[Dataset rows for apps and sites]
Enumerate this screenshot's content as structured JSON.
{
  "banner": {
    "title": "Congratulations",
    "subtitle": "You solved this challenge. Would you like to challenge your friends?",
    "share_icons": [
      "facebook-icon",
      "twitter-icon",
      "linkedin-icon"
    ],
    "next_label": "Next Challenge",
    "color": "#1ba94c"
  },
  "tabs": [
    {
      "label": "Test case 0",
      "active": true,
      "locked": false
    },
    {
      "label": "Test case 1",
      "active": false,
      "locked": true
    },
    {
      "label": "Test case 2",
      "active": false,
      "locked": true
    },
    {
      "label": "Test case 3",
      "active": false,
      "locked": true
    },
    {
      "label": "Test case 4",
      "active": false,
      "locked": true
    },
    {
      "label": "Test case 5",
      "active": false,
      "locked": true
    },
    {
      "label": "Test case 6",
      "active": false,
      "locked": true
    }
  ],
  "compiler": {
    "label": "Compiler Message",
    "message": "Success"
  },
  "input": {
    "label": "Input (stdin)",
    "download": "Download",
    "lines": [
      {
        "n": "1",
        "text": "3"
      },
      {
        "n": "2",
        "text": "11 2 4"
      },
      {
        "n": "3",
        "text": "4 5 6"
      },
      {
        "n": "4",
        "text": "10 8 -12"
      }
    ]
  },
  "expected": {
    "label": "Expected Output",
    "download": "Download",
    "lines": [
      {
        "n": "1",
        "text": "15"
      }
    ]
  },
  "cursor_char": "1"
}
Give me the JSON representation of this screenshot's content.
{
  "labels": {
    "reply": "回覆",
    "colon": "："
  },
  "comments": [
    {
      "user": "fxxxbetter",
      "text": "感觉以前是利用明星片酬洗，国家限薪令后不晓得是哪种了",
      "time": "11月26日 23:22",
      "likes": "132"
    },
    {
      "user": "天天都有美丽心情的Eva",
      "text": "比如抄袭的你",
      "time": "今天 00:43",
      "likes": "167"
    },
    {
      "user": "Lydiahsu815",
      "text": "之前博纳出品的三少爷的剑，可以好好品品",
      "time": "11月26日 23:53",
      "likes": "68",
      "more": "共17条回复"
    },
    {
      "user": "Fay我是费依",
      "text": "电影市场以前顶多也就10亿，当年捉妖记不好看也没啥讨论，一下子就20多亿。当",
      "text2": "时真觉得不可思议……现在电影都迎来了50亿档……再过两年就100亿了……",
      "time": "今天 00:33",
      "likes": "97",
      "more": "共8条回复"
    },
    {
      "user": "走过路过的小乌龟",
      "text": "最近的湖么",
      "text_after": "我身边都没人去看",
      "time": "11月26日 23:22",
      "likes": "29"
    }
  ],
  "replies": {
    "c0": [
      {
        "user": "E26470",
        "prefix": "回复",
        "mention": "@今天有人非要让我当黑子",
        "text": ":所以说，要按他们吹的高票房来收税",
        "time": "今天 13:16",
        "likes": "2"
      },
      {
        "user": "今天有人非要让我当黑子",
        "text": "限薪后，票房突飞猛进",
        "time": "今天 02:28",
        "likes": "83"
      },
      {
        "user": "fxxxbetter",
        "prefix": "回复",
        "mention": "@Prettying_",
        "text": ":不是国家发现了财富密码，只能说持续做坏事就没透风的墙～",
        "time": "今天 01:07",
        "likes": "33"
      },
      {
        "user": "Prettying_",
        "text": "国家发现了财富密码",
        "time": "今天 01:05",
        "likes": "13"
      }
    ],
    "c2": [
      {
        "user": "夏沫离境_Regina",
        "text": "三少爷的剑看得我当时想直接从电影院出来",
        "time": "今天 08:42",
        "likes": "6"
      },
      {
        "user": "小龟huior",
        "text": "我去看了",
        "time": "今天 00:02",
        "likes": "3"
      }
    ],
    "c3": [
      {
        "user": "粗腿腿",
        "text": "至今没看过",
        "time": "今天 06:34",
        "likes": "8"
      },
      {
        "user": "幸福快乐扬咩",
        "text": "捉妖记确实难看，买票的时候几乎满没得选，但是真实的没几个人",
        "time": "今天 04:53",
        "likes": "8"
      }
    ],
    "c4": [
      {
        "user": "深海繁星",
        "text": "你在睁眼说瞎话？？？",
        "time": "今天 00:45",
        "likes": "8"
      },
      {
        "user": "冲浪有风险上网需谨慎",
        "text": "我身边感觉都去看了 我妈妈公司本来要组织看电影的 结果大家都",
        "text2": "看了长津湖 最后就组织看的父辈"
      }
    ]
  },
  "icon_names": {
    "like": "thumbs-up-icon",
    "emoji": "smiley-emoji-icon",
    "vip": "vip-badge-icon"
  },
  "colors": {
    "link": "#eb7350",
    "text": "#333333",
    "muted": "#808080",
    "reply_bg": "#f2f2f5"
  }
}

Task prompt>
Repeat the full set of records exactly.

Your solution>
Enumerate this screenshot's content as structured JSON.
{
  "banner": {
    "title": "Congratulations",
    "subtitle": "You solved this challenge. Would you like to challenge your friends?",
    "share_icons": [
      "facebook-icon",
      "twitter-icon",
      "linkedin-icon"
    ],
    "next_label": "Next Challenge",
    "color": "#1ba94c"
  },
  "tabs": [
    {
      "label": "Test case 0",
      "active": true,
      "locked": false
    },
    {
      "label": "Test case 1",
      "active": false,
      "locked": true
    },
    {
      "label": "Test case 2",
      "active": false,
      "locked": true
    },
    {
      "label": "Test case 3",
      "active": false,
      "locked": true
    },
    {
      "label": "Test case 4",
      "active": false,
      "locked": true
    },
    {
      "label": "Test case 5",
      "active": false,
      "locked": true
    },
    {
      "label": "Test case 6",
      "active": false,
      "locked": true
    }
  ],
  "compiler": {
    "label": "Compiler Message",
    "message": "Success"
  },
  "input": {
    "label": "Input (stdin)",
    "download": "Download",
    "lines": [
      {
        "n": "1",
        "text": "3"
      },
      {
        "n": "2",
        "text": "11 2 4"
      },
      {
        "n": "3",
        "text": "4 5 6"
      },
      {
        "n": "4",
        "text": "10 8 -12"
      }
    ]
  },
  "expected": {
    "label": "Expected Output",
    "download": "Download",
    "lines": [
      {
        "n": "1",
        "text": "15"
      }
    ]
  },
  "cursor_char": "1"
}
Give me the JSON representation of this screenshot's content.
{
  "labels": {
    "reply": "回覆",
    "colon": "："
  },
  "comments": [
    {
      "user": "fxxxbetter",
      "text": "感觉以前是利用明星片酬洗，国家限薪令后不晓得是哪种了",
      "time": "11月26日 23:22",
      "likes": "132"
    },
    {
      "user": "天天都有美丽心情的Eva",
      "text": "比如抄袭的你",
      "time": "今天 00:43",
      "likes": "167"
    },
    {
      "user": "Lydiahsu815",
      "text": "之前博纳出品的三少爷的剑，可以好好品品",
      "time": "11月26日 23:53",
      "likes": "68",
      "more": "共17条回复"
    },
    {
      "user": "Fay我是费依",
      "text": "电影市场以前顶多也就10亿，当年捉妖记不好看也没啥讨论，一下子就20多亿。当",
      "text2": "时真觉得不可思议……现在电影都迎来了50亿档……再过两年就100亿了……",
      "time": "今天 00:33",
      "likes": "97",
      "more": "共8条回复"
    },
    {
      "user": "走过路过的小乌龟",
      "text": "最近的湖么",
      "text_after": "我身边都没人去看",
      "time": "11月26日 23:22",
      "likes": "29"
    }
  ],
  "replies": {
    "c0": [
      {
        "user": "E26470",
        "prefix": "回复",
        "mention": "@今天有人非要让我当黑子",
        "text": ":所以说，要按他们吹的高票房来收税",
        "time": "今天 13:16",
        "likes": "2"
      },
      {
        "user": "今天有人非要让我当黑子",
        "text": "限薪后，票房突飞猛进",
        "time": "今天 02:28",
        "likes": "83"
      },
      {
        "user": "fxxxbetter",
        "prefix": "回复",
        "mention": "@Prettying_",
        "text": ":不是国家发现了财富密码，只能说持续做坏事就没透风的墙～",
        "time": "今天 01:07",
        "likes": "33"
      },
      {
        "user": "Prettying_",
        "text": "国家发现了财富密码",
        "time": "今天 01:05",
        "likes": "13"
      }
    ],
    "c2": [
      {
        "user": "夏沫离境_Regina",
        "text": "三少爷的剑看得我当时想直接从电影院出来",
        "time": "今天 08:42",
        "likes": "6"
      },
      {
        "user": "小龟huior",
        "text": "我去看了",
        "time": "今天 00:02",
        "likes": "3"
      }
    ],
    "c3": [
      {
        "user": "粗腿腿",
        "text": "至今没看过",
        "time": "今天 06:34",
        "likes": "8"
      },
      {
        "user": "幸福快乐扬咩",
        "text": "捉妖记确实难看，买票的时候几乎满没得选，但是真实的没几个人",
        "time": "今天 04:53",
        "likes": "8"
      }
    ],
    "c4": [
      {
        "user": "深海繁星",
        "text": "你在睁眼说瞎话？？？",
        "time": "今天 00:45",
        "likes": "8"
      },
      {
        "user": "冲浪有风险上网需谨慎",
        "text": "我身边感觉都去看了 我妈妈公司本来要组织看电影的 结果大家都",
        "text2": "看了长津湖 最后就组织看的父辈"
      }
    ]
  },
  "icon_names": {
    "like": "thumbs-up-icon",
    "emoji": "smiley-emoji-icon",
    "vip": "vip-badge-icon"
  },
  "colors": {
    "link": "#eb7350",
    "text": "#333333",
    "muted": "#808080",
    "reply_bg": "#f2f2f5"
  }
}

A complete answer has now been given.